A postdoctoral researcher at the Center for Islamic Theology at the University of Tübingen, Dr. Nawaz specializes in early modern Mediterranean History.
Tübingen - This year, Lent, Passover and Ramadan all began in quick succession. Each of us embarked on our sacred fasts with a keen awareness of the strange times in which we find ourselves. And yet it is precisely because of our holidays, that we recall the many times in our sacred histories that these seasons of fasting hearken to times of intense trial, sacrifice, death and rebirth. Perhaps this year, unlike many others, we will be able to feel new resonances from these ancient rituals and draw strength from our solidarity.
Similar to Lent, Easter and Passover, Ramadan is a season for community, generous hospitality and charity, deep reflection, prayer and renewal. This Ramadan, we have a unique opportunity to engage in many aspects of the season that often get subsumed in the usual runaround of daily life and evening gatherings full of family and friends eating, laughing and praying together. Stationed in our homes, we will be forced to sit with ourselves and observe and hear what flows up and out of our hearts. Many of us who have the privilege to work from home will have cherished time with children, to tell stories, write songs and make crafts that celebrate the symbols of the season. With our high streets and shops still mostly closed, we have the rarest of opportunities in our lifetime — to fast from our rampant consumerism and consumption. Without large dinner gatherings to plan for, we can take this chance to focus on the often-overshadowed dimension of generosity, that of humble simplicity.
Most of all, we have a chance, unlike so many previous Ramadan years, to feel with visceral clarity the reality that so many of our brothers and sisters around the world face daily, regardless of the coronavirus quarantine. This year, as we sit in our own largely self-enforced lockdowns, we can be ever mindful of Uyghur, Kashmiri, Rohingya Muslims and many others for whom lockdown is not simply an inconvenience, but a living nightmare, one that we would be too scared to even dream. Let us ensure that this Ramadan, every time we feel the need to complain about our circumstances, we hold our tongue and turn instead to prayer for those whose needs are far greater than our own.
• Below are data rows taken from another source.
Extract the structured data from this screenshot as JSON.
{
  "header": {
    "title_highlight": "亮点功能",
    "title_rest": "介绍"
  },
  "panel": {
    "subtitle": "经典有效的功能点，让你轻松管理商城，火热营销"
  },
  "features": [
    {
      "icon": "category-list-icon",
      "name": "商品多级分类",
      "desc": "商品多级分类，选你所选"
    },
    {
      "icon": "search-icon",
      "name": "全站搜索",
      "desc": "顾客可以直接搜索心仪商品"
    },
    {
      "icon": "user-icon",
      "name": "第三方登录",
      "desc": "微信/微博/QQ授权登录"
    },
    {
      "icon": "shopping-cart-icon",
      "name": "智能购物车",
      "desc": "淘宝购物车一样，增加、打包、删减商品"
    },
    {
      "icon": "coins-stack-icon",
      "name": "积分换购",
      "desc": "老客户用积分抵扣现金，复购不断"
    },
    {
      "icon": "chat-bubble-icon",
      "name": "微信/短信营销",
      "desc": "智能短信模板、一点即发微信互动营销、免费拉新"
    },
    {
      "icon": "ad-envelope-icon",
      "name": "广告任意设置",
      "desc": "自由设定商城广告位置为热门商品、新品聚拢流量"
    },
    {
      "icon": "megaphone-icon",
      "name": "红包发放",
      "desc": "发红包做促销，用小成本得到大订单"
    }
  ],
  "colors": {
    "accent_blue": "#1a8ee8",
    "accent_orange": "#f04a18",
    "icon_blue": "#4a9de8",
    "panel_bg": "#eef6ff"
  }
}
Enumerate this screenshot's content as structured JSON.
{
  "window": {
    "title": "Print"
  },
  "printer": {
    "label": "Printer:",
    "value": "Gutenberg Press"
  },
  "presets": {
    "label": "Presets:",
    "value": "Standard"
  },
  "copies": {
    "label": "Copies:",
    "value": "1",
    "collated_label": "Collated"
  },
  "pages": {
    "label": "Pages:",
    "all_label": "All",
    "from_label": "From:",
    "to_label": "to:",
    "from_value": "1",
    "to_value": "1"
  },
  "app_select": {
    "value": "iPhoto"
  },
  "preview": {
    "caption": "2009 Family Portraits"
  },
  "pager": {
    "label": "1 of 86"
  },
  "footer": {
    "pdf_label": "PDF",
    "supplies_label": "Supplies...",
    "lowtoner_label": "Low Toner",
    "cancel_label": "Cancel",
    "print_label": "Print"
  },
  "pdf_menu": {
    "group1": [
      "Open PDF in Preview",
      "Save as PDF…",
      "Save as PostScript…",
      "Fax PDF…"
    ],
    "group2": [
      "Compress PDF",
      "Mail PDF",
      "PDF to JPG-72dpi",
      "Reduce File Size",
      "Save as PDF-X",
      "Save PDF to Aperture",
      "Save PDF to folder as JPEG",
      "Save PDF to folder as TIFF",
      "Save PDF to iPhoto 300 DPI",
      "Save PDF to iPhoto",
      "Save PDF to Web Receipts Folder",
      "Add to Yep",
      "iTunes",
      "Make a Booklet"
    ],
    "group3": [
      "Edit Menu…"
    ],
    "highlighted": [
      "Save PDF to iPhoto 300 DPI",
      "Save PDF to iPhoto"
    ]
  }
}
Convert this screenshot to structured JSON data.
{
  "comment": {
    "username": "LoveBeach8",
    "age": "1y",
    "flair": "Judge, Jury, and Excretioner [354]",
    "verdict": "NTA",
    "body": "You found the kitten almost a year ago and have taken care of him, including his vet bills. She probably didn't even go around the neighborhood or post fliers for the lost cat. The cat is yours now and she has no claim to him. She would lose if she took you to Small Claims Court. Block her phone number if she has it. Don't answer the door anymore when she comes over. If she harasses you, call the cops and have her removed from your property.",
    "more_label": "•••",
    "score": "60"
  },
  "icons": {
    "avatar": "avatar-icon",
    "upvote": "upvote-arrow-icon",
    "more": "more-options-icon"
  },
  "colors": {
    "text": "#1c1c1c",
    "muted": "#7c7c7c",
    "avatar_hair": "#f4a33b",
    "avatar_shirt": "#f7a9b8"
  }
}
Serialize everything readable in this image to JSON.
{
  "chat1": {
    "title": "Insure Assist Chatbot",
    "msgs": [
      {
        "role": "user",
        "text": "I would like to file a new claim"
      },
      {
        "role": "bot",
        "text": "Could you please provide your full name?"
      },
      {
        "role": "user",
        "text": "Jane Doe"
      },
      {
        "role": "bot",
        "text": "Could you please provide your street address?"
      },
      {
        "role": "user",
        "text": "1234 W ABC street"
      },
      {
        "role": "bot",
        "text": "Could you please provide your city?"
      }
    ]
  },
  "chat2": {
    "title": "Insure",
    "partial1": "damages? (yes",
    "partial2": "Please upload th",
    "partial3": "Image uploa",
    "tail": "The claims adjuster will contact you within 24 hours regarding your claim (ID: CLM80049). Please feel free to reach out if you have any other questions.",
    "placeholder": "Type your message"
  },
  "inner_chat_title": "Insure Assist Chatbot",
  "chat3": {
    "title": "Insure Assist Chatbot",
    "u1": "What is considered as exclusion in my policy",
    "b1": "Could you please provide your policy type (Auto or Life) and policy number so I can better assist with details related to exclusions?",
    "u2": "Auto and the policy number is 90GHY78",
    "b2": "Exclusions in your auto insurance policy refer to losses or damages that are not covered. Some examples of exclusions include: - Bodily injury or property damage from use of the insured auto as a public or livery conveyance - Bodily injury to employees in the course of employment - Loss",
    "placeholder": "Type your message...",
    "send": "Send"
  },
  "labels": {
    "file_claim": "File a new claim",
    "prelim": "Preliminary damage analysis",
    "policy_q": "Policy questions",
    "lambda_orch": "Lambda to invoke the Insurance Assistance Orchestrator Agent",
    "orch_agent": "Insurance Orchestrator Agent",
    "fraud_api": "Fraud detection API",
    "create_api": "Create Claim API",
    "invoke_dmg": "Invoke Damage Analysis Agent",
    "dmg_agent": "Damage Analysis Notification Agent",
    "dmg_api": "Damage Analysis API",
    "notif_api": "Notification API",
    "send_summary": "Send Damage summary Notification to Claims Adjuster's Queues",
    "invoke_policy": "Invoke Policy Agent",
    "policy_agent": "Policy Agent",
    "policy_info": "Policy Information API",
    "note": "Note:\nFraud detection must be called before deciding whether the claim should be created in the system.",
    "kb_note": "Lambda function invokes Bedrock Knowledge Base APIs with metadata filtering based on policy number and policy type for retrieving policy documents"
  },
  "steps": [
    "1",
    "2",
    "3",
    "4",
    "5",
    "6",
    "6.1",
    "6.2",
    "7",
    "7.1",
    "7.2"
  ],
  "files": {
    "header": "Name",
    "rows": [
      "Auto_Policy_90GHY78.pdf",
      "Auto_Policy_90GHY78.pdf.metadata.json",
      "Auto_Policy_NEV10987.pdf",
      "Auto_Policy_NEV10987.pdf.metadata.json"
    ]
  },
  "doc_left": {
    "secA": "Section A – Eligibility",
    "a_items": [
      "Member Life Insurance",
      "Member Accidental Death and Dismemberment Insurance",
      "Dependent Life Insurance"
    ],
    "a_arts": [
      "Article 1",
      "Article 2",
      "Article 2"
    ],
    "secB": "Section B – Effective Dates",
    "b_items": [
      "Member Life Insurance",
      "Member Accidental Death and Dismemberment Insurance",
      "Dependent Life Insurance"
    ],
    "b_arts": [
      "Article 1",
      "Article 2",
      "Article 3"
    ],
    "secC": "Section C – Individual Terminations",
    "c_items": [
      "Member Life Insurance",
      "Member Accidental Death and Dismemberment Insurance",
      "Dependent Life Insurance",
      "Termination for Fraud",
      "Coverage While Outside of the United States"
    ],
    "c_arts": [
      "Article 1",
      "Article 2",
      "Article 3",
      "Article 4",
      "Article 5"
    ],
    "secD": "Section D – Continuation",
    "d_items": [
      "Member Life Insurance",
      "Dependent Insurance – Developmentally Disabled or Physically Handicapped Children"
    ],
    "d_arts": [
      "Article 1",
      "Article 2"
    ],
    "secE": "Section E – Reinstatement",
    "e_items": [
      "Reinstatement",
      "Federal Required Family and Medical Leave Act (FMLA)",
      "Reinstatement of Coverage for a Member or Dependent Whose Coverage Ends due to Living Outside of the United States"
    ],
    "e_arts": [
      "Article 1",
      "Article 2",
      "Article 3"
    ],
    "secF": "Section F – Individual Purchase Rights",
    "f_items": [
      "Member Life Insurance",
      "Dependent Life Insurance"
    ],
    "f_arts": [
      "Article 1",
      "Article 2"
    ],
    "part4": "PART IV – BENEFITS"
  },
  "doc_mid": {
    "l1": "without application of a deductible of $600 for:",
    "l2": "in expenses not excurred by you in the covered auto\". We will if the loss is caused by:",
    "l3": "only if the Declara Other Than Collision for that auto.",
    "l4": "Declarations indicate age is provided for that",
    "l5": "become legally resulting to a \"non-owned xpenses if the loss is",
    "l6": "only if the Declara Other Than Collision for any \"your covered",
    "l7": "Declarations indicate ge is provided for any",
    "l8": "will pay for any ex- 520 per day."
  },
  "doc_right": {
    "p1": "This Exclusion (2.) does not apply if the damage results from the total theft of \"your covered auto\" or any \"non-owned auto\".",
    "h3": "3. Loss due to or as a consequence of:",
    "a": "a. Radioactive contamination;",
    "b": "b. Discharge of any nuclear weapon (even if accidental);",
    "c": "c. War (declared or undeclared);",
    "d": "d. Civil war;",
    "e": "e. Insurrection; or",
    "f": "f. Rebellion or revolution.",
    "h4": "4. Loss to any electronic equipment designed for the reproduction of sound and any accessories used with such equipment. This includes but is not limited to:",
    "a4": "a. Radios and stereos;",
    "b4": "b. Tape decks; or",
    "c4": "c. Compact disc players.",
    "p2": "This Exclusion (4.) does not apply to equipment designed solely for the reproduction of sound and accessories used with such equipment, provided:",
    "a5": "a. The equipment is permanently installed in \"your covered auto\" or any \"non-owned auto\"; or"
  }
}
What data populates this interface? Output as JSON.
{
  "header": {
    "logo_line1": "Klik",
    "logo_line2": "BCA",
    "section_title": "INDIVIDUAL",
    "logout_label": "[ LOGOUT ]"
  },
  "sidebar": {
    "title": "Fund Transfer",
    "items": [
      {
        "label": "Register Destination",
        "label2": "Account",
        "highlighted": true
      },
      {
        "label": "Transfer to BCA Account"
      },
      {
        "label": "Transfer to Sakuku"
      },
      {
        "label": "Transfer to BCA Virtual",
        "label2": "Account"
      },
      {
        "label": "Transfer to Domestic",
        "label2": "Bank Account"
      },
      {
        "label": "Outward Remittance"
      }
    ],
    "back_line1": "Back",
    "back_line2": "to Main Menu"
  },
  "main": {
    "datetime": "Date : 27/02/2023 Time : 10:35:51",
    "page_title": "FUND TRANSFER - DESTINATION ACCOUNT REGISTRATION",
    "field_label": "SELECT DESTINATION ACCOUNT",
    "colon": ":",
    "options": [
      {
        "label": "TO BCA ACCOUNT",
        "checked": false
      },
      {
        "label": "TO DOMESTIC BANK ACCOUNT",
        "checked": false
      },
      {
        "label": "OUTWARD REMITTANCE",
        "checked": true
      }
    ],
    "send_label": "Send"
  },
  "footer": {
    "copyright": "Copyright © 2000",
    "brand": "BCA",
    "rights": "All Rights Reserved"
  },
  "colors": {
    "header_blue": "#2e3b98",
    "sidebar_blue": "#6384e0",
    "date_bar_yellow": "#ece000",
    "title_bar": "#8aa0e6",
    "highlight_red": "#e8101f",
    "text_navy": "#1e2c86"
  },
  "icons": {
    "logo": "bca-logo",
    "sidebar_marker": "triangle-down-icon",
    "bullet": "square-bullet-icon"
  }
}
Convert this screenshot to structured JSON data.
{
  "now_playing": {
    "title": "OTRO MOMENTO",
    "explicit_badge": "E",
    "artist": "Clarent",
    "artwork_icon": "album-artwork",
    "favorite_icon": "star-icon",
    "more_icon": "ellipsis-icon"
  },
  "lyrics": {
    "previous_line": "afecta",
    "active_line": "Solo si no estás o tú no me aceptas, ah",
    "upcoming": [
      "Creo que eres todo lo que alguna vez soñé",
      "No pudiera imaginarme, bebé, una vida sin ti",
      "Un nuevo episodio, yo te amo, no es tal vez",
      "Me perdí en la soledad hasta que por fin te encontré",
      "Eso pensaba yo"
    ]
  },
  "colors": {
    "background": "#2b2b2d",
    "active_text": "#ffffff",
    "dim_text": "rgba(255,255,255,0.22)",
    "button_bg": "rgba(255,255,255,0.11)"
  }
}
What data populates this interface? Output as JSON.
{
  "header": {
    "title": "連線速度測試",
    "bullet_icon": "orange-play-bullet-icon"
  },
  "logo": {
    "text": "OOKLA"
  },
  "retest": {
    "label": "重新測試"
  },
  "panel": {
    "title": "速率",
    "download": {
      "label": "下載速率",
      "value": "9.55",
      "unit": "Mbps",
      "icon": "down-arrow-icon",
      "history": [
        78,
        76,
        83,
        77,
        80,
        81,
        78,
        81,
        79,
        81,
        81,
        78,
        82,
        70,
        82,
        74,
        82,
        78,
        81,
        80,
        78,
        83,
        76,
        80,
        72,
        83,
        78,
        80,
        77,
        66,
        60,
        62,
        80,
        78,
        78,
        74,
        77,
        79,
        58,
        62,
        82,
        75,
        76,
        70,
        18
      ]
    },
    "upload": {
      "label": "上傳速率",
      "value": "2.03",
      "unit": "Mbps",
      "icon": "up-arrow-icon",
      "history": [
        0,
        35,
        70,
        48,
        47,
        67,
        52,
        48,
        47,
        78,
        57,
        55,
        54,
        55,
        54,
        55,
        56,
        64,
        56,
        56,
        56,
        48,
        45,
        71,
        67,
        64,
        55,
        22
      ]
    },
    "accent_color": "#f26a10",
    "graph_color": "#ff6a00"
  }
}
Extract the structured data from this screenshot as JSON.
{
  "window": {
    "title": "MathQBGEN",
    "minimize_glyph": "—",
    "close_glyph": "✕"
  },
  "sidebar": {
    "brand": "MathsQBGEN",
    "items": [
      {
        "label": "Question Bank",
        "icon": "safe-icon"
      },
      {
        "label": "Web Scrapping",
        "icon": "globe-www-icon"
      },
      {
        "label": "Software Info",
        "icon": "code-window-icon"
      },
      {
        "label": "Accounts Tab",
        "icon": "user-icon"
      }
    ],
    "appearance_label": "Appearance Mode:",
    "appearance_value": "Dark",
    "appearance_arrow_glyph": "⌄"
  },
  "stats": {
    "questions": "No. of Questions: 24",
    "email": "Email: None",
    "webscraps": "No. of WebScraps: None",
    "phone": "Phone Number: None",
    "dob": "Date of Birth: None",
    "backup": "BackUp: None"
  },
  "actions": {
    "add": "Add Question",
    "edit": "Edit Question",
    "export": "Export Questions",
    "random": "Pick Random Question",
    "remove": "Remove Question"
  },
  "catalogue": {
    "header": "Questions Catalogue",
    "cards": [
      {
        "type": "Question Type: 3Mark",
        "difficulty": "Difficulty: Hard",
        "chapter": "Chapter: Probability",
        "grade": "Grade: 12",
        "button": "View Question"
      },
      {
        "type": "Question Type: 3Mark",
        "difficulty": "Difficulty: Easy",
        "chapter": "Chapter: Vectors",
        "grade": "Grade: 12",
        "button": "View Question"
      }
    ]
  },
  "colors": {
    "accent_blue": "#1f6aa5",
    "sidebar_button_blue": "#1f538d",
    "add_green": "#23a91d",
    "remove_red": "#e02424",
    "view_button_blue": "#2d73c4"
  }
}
If Ramadan is “peak season” for charity in Islam, then this year, with a heightened awareness of the inequalities in our societies that this crisis has revealed, let us give with unbridled generosity. In helping our neighbours, tending to the most vulnerable and disadvantaged among our communities, and donating whatever we can to charities working on the frontlines of this crisis, including those tackling homelessness, medical and care needs, and loneliness and isolation, we can ensure the well-being of every member of our society. Here, perhaps we may also remember the beautiful prophetic tradition that “even a smile is an act of charity.” Passing on our smiles, from one to the other, we can combat incredible adversity with infectious hope.